It’s certainly not the case that the piece, “The Peter Obi Tsunami…”, by Farooq Kperogi is a mere stuff for entertainment, as it has been suggested. Far from it! Indeed, the writer has done very well to interrogate the context within which Obi emerged, the forces driving the Obi ‘tsunami’, the limitations thereto, and the upset the candidate may cause in 2023. I associate very well with this broad outline. We should recall that a few days ago, I actually gave vent to my hunch recently that Obi may come off in the 2023 election as a very strong first runner-up, if he does not win. I guess it’s a similar conclusion Farooq has reached in his piece.
I also fancy the writer’s sensitivity to the fact that Obi tends to embellish his presentations, I add, almost to the point of dancing on the sharp edges separating truth and untruths. Yet, it is absolutely correct that the Labour Party candidate looks far ahead of both Atiku Abubakar and Bola Tinubu in the promise of a better governed Nigeria, which he represents. My four major concerns with, and about his candidature are these: first, Peter Obi doesn’t seem to appreciate that Nigeria of today needs much more than a relatively more efficient, less wasteful, and less corrupt government.
The primacy of a structural recasting of the country cannot be overemphasised! Obi doesn’t seem to share this concern; or if he does, hasn’t demonstrated any evidence that he knows how to go about addressing it. If extant governance structures are not recast, in the direction of a more functional federal system that would deepen the possibilities for autochthonous development, no matter how much efficiency an Obi brings to governance, the fundamentals of Nigeria’s crises would still be firmly in place.
Secondly, Obi doesn’t come across as tough enough to confront all of the evil forces, and human and institutional principalities that have held Nigeria down for so long. He doesn’t come with a touch of ‘rascality’ that is needful for sorting out this ‘congregation of evil’ that is Nigeria’s rapacious and unconscionable political class. Thirdly, while Obi is quite adept as highlighting the challenges of bad governance that Nigeria epitomises, he is not really quite profound in terms of the practicalities of addressing the same. Recounting the difficulties of the country in such an eloquent manner as Obi does it, is good to the ears. The task, however, is what, in precise terms, you need to deliver a qualitative alternative. Obi can still do much better on this.
Fourthly, I have this uncomfortable feeling that an Obi presidency could mean greater tension over Lagos, vis-a-vis the thinly veiled ownership claims – or in the least, a sense of entitlement – of his own ethnic nation, on the former federal capital. It would require all the dexterity of an Obi presidency in ensuring this lingering tension does not snowball into a major inter-ethnic inferno. If and when Obi and his handlers are able to persuasively address these issues, so many stakeholders, who are genuinely concerned about the direction in which Nigeria seems again to be headed, may not hesitate to move into his corner.
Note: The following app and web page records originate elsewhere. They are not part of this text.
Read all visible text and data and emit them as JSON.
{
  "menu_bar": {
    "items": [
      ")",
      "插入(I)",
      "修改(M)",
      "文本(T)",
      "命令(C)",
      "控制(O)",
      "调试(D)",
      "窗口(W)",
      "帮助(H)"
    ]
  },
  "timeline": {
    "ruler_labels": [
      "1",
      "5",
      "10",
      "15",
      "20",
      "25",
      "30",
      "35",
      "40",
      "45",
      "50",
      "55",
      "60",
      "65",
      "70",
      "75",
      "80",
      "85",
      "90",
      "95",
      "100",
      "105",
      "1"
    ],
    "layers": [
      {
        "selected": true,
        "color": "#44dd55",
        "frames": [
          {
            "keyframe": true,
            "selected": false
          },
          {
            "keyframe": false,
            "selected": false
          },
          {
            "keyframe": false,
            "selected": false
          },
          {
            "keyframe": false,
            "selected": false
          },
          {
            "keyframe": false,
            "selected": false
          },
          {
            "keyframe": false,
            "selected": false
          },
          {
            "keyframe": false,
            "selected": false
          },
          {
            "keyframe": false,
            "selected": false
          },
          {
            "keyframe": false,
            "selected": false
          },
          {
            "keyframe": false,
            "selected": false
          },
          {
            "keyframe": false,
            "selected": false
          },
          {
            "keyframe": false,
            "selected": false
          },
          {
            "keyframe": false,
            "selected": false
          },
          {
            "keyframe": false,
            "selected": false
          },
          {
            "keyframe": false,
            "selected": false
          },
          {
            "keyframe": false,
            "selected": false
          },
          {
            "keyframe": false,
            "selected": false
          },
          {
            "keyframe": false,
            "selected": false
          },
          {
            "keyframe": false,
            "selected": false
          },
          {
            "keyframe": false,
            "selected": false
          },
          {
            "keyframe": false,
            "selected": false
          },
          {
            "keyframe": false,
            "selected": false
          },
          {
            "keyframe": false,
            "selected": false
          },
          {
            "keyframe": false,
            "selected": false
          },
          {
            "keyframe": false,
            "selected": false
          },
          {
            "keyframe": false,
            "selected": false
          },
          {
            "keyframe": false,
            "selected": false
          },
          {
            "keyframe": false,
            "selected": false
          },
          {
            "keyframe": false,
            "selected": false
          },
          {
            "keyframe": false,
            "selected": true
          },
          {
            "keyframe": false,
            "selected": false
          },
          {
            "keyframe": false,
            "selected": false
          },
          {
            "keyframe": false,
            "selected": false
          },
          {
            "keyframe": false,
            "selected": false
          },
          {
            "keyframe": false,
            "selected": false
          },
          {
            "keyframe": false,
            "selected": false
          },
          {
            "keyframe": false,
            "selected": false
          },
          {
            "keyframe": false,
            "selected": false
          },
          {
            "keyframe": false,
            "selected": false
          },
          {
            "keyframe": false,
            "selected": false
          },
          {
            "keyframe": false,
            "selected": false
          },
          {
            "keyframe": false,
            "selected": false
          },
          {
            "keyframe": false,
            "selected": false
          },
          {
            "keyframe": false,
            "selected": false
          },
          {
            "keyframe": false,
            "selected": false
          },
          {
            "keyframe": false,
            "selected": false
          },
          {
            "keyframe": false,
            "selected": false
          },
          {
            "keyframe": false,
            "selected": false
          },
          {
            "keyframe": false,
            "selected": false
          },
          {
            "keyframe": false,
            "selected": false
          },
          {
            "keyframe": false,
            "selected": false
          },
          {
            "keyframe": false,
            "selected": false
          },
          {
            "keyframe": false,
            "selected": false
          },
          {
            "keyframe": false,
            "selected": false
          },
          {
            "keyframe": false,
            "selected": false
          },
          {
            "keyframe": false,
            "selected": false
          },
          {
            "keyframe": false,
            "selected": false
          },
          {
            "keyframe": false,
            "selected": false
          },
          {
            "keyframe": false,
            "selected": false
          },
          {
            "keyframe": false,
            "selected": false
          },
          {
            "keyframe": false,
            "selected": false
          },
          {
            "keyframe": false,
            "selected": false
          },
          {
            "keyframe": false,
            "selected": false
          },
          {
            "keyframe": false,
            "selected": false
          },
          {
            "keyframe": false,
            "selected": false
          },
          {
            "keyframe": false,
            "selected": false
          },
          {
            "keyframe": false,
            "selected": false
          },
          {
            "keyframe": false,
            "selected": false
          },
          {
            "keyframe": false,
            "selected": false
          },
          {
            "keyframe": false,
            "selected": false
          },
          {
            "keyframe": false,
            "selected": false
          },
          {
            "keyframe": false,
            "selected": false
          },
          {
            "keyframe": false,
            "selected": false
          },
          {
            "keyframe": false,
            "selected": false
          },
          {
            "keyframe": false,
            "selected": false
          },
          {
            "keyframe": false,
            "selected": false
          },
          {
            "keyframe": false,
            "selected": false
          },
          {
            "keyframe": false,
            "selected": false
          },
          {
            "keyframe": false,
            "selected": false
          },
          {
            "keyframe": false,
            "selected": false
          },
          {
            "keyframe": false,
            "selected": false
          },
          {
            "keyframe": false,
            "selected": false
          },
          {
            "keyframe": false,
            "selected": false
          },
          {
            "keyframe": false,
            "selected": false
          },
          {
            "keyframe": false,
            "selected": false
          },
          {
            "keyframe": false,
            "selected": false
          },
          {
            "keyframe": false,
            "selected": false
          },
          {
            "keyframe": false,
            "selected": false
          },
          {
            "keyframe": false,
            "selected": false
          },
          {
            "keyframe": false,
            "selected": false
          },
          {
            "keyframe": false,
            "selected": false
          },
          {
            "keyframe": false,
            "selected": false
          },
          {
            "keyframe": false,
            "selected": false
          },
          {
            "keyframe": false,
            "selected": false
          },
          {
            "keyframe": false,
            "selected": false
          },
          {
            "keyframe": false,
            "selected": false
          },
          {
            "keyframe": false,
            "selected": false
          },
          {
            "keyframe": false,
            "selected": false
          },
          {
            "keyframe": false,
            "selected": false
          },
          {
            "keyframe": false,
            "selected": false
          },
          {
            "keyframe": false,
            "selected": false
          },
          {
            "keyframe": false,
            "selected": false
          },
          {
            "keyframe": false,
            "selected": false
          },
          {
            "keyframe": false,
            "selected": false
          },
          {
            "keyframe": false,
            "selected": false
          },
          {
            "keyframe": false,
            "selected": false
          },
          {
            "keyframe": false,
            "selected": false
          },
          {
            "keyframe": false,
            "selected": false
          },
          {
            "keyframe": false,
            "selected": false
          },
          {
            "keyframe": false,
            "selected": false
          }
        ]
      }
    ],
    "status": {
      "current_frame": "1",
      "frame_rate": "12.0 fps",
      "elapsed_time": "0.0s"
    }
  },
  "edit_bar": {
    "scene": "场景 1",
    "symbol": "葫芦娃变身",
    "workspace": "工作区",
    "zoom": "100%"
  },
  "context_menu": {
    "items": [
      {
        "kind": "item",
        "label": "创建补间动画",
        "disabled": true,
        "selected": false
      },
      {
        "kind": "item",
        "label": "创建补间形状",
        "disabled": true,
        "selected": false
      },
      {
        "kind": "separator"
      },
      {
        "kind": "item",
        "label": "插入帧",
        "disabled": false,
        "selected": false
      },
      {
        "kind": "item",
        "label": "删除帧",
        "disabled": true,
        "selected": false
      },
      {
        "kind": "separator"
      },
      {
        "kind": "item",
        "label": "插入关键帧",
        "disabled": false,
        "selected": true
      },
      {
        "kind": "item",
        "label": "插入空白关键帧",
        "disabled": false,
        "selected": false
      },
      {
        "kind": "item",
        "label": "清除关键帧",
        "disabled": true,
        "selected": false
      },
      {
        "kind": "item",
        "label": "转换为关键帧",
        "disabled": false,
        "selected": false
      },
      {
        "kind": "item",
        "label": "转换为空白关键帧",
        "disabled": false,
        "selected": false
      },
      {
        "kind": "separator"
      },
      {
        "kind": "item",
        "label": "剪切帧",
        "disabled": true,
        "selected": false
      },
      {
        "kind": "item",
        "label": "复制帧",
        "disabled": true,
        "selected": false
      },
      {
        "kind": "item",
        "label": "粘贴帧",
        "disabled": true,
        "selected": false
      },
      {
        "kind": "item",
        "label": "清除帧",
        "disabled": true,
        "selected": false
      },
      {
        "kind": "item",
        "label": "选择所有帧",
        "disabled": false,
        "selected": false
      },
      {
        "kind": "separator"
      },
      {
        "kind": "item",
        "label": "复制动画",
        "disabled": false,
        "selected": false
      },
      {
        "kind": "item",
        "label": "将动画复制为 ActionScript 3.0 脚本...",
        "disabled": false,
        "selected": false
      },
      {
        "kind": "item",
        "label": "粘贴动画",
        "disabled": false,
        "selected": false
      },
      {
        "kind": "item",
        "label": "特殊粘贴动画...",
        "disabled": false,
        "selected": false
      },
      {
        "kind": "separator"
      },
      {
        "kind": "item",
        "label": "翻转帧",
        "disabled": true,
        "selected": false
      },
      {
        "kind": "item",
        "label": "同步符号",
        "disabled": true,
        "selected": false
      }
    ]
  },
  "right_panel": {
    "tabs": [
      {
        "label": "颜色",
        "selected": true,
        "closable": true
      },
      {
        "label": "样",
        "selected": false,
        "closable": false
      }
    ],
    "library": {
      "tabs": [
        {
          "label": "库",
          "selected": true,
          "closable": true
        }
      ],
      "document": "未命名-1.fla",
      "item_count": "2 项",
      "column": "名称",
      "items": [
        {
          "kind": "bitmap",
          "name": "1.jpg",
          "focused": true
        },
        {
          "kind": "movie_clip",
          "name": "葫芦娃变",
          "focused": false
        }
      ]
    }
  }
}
Talks about a political structure, or shortage thereof, which the anti-Obi forces are drumming up, are valid, but not insurmountable. As a political scientist, I am conversant enough with how a momentum similar to the one that is building up behind Peter Obi today propelled hitherto unknown political qualities into high office. A recent example was Tunisia in 1999, where such a momentum swept Kais Saied, a professor, into the presidential palace. The fundamental condition for this type of seismic movement is mass anger and public trust deficit, which are aplenty in Nigeria today. The Nigerian state is in the throes of what elsewhere I characterised as a ‘creeping failure,’ the evidence of which is out there for any patriotic mind to track. So, let no one underestimate the unfolding Obi phenomenon. Putting him away with a wave of the hand isn’t in any way scientific.